Help your teens estimate and then schedule the time needed to complete their planned study. Scheduling time each day during the school week will help. Consider the size of assignments and once a task is estimated to take an hour or more it is a good idea to break the project down into several smaller chunks.
A growing body of research supports the idea that 20 minutes is about the optimum length of time that we can continue to absorb new information, so schedule work in 20 minutes blocks and encourage students to take a “brain break” – drink some water, stretch, get some fresh air and relax – for five minutes before returning to study.
Creating a routine and sticking with it helps to develop the discipline required to take on and work through challenges and is both a study and life skill. Once your child has established a working pattern, help them maintain it. Routine builds confidence and improves overall results.
Balance is Key

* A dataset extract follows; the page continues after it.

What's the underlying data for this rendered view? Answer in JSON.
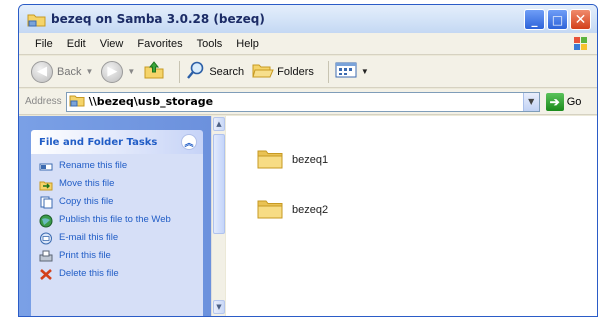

Completing study and working all the time is not part of a healthy, balanced lifestyle. It is really important that students have time to relax with their family and friends and do the stuff that they love. School work should be intertwined with hobbies, sport and fun to ensure that our children’s physical and mental health are looked after. Sometimes parents will need to encourage their kids to study more, however, you may also find that you need to encourage your kids to go outside with the dog, finish that painting they started last week or take a break on the piano for 20 minutes to provide that well needed break from study. Let them know that their health takes priority over study. Being healthy includes: –
- Sleep, lack of quality sleep is known to impede cognitive function.
- Staying hydrated, lack of water is known to impede cognitive function.
- Eating well, making nutritious food choices.
- Exercise is known to support cognitive function.
- Take time to relax.
How much homework should my child be doing?
As parents, a solid understanding of what is required by your school will help ensure you set realistic expectations of your children and/or teens. A general rule of thumb is that children do 10 minutes of homework for each grade level.
Kindergarten students are not expected to complete formal homework.
In Years 1 and 2 some formal homework may be set such as reading and writing, spelling and mathematics, approximately 10 minutes per subject.
In Years 3 – 6, homework may be varied. There is still no conclusive evidence that homework provides learning benefits for kindergarten and primary school children so remember that Albert Einstein said, “play is the highest form of research”. At this age, simply helping them to establish a routine will begin to develop the self-discipline required of independent learners.
The volume of your child’s homework can be expected to increase from Year 7. Homework for Years 7 and 8 may be set across the curriculum to include tasks that require investigation and preparation for examinations and assignments. At this age, formalising a routine of 60 – 80 minutes will further strengthen their ability as independent learners.
For secondary and especially senior students research evidence shows that homework can help students learn. Homework for Years 9 and 10 can include practice that builds upon learning in class, assignments, and preparing for assessment tasks and exam study. By now students could realistically study more than one subject across 90 minutes or more.
By years 11 and 12 students are expected to complete homework independently, across all subjects, varying according to individual learning needs. Senior students will be expected to prepare for school assessment tasks and study for exams and may spend more than two hours a day studying multiple subjects. Any time management skills and study routines that you have helped them to develop during the earlier years will pay dividends for them now.
Teaching your children and keeping them on top of their school work is no easy task, so don’t be afraid to seek assistance from professionals. Tutoring centres, such as Maths Words not Squiggles, specialise in helping students understand their homework, manage their time effectively and develop good study habits that encourage them to achieve their academic goals while enjoying the process.